## Exercise material
((

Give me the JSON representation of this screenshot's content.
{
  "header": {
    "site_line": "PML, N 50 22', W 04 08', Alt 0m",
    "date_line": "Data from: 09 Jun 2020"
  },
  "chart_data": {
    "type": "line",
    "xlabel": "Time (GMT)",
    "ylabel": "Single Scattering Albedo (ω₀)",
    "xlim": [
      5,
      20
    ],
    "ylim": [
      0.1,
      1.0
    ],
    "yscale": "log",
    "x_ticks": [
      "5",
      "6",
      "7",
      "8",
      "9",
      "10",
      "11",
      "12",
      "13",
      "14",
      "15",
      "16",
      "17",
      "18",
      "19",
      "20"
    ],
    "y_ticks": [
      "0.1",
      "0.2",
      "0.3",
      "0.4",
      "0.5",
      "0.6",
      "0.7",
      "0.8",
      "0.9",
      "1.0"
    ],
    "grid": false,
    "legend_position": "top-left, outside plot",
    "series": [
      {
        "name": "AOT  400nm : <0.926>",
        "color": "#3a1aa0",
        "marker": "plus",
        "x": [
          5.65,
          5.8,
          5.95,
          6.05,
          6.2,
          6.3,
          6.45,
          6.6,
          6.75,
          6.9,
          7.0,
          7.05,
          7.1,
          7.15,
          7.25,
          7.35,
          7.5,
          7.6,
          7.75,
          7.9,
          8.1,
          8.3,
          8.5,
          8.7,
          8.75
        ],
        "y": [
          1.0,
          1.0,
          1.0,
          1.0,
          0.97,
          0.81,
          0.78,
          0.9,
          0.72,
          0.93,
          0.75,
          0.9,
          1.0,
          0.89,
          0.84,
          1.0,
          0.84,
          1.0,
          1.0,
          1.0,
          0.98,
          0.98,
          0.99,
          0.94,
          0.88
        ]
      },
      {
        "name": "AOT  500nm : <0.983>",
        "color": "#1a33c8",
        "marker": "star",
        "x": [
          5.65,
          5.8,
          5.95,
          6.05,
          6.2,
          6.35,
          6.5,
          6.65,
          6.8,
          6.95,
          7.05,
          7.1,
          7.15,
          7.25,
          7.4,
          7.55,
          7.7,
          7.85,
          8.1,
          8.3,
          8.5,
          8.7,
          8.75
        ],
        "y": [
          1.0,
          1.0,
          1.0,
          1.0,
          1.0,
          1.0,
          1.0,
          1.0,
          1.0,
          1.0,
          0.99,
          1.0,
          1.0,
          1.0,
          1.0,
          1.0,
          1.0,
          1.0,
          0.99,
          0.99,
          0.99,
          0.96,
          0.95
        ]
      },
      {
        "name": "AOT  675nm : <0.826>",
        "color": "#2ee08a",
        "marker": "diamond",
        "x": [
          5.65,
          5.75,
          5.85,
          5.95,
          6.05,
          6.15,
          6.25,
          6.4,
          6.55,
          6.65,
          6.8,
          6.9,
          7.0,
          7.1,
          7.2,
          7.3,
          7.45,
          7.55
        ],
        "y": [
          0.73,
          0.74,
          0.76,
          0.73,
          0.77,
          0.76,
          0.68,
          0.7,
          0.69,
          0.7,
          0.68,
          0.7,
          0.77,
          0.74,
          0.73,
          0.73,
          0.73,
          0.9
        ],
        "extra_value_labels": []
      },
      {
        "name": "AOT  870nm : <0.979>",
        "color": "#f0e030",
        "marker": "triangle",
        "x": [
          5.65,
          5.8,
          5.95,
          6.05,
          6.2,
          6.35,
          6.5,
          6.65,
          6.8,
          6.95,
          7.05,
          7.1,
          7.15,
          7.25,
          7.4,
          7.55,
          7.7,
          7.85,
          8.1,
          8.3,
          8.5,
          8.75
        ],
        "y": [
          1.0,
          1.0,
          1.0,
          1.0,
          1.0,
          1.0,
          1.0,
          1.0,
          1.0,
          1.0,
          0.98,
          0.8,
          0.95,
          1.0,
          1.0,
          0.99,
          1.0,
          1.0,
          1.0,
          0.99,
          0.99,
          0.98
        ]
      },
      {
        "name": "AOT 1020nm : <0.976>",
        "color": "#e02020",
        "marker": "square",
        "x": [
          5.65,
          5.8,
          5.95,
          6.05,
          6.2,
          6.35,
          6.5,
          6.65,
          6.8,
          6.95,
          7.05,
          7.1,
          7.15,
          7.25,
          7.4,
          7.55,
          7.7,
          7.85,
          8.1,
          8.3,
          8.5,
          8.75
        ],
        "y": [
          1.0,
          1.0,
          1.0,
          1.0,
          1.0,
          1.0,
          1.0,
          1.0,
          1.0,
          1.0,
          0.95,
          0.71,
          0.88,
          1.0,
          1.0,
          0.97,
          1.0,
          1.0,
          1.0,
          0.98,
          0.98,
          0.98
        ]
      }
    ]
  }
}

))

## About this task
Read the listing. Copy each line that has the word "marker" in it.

## Task result
        "marker": "plus",
        "marker": "star",
        "marker": "diamond",
        "marker": "triangle",
        "marker": "square",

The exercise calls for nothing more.